Knowledge about Argumentative Writing

Why does Argumentative Writing Expends Knowledge?

Many first-year students use argumentative writing as an excuse to share their opinion.

Their input on a discussion comes from a personal view, rather than a foundation in logic and facts. Writing to convince and writing to prove are two different things. Yet, it seems college students need a push to recognize this. 

They often can't help but use the persuasive training taught in grade school years before. They can't yet see the depth of knowledge available to them through reasoning. 

Class, the time has come to trade "I think" for "I know'.

Here are 3 ways argumentative writing can expand your knowledge.  

1. In Argumentative Writing, Opinion Does Not Equal Fact

Common sense, right? One would think, and that's the issue - assuming.

Assuming takes short cuts. It skips doubt and inquiry because it is in too much of a rush to prove a point. 

You can't use your own view of the world as a basis for everyone else's. Not unless your view has its roots in proven theory. 

In life, there are two truths - the one we experience for ourselves and the one that is undeniable. The first is a matter of perspective. The latter has been tested and accepted; it holds its own weight. 

Want a strong essay? Back it up; cite the facts. State the tested truth, not the one you create from judgment

2. To Finish Strong, Start Strong

Persuasive writing in grade school comes from the mind.
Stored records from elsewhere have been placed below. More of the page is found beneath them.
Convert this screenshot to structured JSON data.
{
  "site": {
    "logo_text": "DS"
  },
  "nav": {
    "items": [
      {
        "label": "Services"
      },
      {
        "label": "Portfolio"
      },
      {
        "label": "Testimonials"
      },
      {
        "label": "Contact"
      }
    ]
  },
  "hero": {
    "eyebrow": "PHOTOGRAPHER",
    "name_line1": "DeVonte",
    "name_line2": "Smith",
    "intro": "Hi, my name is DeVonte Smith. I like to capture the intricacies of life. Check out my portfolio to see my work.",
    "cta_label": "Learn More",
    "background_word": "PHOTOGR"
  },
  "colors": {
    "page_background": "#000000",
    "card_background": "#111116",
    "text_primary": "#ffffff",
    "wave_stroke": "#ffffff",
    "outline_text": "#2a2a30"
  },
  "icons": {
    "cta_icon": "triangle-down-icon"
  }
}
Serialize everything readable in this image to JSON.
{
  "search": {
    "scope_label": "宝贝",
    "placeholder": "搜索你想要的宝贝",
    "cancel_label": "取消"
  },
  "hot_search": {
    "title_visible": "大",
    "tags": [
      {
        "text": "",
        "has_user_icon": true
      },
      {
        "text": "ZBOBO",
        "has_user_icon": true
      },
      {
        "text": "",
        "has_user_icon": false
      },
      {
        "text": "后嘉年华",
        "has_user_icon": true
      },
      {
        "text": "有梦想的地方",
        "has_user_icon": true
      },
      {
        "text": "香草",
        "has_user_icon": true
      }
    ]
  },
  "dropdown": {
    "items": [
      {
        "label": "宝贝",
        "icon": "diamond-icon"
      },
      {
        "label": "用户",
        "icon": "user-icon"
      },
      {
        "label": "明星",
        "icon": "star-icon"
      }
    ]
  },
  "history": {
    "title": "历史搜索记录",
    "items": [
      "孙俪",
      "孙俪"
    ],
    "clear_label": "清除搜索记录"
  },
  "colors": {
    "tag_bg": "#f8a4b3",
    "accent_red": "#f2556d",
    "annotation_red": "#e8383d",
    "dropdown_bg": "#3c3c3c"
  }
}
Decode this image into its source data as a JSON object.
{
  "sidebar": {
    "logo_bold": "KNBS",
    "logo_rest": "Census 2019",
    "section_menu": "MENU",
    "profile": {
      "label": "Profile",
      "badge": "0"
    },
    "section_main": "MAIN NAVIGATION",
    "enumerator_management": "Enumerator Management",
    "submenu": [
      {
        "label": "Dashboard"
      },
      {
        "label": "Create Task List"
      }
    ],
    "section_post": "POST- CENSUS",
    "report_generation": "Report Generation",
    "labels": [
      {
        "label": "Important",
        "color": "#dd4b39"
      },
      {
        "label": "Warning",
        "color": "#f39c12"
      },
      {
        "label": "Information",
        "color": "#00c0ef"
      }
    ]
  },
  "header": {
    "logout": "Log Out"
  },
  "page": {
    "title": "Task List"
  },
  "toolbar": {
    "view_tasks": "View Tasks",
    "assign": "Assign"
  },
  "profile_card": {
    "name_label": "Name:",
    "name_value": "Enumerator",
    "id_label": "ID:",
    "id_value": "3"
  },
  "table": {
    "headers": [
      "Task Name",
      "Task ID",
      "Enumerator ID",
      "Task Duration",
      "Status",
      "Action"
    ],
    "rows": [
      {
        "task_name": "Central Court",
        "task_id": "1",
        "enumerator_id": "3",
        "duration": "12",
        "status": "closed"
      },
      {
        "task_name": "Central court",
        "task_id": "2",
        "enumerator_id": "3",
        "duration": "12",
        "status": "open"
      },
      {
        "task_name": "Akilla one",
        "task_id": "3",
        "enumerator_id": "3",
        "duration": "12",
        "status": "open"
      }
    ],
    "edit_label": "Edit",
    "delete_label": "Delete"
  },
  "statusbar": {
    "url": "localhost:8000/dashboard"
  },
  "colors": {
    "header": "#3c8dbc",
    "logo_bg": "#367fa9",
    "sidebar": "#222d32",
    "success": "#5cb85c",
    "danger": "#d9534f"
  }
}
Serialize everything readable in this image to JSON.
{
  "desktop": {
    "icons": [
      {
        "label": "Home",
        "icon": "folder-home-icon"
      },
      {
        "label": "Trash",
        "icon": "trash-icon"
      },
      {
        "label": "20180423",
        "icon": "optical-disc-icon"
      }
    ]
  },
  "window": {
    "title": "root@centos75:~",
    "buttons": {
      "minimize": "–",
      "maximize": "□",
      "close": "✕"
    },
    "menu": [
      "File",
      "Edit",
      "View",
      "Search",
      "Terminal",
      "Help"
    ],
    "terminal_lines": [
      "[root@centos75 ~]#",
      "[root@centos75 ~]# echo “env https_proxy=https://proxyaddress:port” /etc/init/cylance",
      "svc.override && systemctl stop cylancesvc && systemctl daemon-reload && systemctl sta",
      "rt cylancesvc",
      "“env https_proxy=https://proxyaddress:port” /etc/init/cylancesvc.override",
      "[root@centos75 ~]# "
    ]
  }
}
Argumentative writing in college and beyond starts with research.

Research unveils facts. Facts frame an argument to either support or challenge theories accepted as true. Thus, a thesis is born.

A thesis ties everything together. It both stands on its own and is the foundation of your argument, but students are still missing the mark with common mistakes.

Building a strong thesis takes time. A good way to look at it is to force yourself to be objective.

Start with the facts, then finish by trying to find holes in your theory. Fix the holes, make it concise, and there you have it. 

3. Counterarguments Create Critical Thinking

Here lies the biggest potential to expand your knowledge.

Removing opinion to find fact is learning to understand perspective. Building a strong theory (or thesis) from such facts is learning to dive deeper into research. 

Creating a counterargument is learning to think for yourself. Some even call arguing the essence of thought

Isn't that what education is all about? No matter the field of study, students need to know how to think, not know how to learn. 

Grade school is meant to assess performance in areas like math, sciences, history and art. It asks what do you know and how well do you know it.

At some point, you have to be able to go further than what you think you know. You have to assess yourself and the world around you. 

Argumentative writing is just the start. 

College papers are preparing you for more than a career. They are preparing you for life. The better you can write them, the higher your chances of leading a successful life. If you need help with your paper, talk to us.